* [EXERCISE GOAL] Gather all lines with "None" from the records.

━━━━━━━━━━━━━━━━━━━━

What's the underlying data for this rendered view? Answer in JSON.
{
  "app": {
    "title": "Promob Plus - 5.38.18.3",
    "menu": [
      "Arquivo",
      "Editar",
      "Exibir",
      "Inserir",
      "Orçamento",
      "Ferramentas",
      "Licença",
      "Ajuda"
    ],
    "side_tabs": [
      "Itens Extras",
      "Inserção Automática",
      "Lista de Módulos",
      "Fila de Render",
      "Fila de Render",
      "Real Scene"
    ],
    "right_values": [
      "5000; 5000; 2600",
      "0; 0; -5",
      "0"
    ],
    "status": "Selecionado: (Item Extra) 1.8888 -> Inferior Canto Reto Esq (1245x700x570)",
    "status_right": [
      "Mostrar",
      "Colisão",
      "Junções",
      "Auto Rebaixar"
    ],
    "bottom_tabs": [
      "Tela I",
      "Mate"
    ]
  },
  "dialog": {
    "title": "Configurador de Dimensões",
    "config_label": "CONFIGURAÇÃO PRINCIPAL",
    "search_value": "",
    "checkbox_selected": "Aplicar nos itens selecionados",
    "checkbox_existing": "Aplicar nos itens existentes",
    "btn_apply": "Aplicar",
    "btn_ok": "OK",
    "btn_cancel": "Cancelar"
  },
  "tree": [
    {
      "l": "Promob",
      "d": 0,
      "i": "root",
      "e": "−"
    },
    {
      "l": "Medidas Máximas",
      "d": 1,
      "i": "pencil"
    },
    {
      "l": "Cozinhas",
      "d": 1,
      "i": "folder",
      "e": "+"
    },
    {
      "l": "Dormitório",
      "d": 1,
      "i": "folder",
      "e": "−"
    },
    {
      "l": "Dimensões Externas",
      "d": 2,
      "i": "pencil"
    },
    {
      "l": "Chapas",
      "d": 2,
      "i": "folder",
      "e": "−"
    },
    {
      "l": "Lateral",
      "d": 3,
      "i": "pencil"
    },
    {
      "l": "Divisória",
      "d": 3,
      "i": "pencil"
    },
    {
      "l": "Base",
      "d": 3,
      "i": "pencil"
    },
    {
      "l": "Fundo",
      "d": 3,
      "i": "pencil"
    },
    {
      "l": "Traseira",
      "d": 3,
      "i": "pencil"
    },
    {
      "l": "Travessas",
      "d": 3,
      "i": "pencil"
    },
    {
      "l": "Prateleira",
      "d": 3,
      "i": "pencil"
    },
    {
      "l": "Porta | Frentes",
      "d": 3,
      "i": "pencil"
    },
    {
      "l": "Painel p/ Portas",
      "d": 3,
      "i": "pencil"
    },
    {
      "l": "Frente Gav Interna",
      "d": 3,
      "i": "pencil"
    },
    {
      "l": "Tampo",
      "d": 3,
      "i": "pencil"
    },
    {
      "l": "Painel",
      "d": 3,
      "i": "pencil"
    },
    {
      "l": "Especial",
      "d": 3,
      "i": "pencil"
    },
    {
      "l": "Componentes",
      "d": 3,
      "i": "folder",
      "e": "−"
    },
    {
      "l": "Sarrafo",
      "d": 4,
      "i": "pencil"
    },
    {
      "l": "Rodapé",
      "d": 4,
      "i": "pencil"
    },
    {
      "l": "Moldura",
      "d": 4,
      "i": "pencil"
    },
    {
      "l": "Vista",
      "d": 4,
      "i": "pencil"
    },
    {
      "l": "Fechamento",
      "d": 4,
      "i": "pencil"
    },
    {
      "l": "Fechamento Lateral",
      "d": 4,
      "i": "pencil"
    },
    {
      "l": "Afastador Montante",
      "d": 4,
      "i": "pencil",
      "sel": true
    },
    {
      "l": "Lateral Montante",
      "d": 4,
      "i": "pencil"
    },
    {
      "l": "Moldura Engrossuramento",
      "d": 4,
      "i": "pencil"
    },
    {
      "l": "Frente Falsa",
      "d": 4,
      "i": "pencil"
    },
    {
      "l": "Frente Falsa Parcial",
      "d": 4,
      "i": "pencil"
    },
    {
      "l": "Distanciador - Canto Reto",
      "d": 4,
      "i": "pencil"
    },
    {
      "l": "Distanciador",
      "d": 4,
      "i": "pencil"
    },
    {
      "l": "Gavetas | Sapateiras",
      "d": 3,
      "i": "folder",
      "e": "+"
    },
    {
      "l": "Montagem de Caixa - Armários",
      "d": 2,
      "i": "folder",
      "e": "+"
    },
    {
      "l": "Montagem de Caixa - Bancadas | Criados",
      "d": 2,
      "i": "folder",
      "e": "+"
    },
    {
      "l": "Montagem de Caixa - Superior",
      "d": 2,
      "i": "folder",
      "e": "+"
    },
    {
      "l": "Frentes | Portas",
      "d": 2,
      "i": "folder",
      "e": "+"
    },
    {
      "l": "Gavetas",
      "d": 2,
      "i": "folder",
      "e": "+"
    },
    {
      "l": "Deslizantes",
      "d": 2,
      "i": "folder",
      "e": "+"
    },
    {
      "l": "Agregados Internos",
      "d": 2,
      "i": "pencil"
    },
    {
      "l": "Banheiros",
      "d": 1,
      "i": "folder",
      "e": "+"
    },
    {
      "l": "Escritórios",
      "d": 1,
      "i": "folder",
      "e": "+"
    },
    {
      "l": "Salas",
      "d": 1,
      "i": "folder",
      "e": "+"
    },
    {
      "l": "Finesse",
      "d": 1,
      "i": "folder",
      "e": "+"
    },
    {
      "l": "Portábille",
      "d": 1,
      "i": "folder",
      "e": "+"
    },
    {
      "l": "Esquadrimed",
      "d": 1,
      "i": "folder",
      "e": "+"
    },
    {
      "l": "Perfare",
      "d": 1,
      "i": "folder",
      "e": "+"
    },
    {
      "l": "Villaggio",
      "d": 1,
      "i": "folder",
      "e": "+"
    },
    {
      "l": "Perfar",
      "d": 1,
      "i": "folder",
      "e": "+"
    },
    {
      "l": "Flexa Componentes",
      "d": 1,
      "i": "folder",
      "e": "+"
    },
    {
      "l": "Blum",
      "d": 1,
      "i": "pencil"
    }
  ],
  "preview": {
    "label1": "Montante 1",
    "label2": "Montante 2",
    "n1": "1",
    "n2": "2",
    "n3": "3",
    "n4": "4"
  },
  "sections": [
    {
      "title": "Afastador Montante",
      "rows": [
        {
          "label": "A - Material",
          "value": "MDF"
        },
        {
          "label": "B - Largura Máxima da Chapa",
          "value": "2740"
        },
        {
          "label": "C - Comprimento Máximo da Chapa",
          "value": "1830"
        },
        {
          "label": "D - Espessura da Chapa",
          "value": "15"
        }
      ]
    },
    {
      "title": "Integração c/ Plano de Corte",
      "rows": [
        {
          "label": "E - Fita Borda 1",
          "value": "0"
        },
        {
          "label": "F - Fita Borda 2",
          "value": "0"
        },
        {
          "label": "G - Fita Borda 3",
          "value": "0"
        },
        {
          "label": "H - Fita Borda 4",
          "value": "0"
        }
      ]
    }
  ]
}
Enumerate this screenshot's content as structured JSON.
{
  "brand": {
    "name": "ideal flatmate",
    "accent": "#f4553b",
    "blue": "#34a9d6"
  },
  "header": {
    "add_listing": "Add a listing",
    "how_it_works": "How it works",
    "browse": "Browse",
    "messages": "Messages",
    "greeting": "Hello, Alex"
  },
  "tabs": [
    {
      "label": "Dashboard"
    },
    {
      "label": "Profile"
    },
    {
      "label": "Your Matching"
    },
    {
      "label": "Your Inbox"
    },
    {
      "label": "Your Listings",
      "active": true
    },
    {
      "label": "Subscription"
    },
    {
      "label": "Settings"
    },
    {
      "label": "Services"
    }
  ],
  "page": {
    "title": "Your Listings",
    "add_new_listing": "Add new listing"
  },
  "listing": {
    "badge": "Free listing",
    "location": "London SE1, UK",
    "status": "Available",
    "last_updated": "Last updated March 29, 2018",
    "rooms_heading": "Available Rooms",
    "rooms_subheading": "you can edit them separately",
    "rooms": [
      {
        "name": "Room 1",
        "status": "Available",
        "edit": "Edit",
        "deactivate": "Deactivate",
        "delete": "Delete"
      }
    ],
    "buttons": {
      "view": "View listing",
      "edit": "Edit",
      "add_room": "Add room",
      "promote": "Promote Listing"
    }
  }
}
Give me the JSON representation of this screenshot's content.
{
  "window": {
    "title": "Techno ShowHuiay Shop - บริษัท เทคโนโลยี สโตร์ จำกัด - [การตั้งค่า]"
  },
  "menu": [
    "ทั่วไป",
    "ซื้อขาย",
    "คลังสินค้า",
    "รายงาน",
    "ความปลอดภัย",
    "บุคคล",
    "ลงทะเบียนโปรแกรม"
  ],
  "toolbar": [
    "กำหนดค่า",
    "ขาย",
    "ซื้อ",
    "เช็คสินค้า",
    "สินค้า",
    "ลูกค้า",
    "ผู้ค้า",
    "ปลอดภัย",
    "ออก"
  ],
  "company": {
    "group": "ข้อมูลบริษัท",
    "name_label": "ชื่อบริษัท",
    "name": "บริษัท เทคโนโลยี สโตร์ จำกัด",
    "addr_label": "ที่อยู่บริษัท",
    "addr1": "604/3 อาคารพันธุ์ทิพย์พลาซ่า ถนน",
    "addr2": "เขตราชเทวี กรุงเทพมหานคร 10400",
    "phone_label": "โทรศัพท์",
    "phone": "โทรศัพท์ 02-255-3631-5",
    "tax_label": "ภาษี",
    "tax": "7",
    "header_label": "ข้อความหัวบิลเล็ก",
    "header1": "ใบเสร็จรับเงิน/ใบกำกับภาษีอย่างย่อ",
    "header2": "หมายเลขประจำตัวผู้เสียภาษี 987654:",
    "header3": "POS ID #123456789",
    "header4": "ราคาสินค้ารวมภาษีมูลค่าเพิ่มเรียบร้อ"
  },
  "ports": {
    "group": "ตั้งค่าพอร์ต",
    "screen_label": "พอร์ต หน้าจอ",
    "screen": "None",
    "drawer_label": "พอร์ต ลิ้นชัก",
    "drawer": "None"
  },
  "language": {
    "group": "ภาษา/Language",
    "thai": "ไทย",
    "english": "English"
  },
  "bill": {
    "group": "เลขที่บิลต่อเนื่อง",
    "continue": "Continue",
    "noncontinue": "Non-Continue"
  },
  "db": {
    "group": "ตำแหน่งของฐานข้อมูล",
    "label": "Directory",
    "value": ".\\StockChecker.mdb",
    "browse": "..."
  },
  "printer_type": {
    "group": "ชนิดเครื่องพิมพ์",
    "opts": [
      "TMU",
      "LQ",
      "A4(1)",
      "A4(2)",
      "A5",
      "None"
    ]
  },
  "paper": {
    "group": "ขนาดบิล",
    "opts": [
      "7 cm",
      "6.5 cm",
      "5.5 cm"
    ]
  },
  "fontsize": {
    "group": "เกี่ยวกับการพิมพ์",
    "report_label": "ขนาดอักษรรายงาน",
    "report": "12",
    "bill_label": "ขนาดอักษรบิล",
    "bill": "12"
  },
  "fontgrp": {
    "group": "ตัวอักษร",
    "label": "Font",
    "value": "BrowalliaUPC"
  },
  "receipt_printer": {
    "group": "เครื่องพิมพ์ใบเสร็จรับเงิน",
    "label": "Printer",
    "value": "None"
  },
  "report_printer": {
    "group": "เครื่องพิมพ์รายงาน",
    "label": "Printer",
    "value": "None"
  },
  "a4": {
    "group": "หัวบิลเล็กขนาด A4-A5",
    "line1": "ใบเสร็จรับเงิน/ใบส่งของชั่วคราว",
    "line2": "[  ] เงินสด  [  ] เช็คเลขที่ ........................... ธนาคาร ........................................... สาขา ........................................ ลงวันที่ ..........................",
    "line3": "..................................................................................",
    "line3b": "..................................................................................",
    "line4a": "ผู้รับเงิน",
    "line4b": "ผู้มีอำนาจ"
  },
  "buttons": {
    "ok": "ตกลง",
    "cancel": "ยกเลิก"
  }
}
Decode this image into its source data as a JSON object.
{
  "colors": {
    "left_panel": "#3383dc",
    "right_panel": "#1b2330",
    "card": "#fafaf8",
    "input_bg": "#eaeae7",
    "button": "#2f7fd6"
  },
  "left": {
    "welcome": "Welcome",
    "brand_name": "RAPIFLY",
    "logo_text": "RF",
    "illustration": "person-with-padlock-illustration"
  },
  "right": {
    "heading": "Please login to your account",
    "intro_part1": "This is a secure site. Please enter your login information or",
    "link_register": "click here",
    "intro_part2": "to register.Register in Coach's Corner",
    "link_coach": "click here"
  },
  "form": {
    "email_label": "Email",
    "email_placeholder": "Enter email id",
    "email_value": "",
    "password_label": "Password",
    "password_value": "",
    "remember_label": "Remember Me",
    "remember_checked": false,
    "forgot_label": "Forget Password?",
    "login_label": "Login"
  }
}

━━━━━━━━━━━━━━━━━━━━

* [WRITTEN ANSWER]
    "screen": "None",
    "drawer": "None"
      "None"
    "value": "None"
    "value": "None"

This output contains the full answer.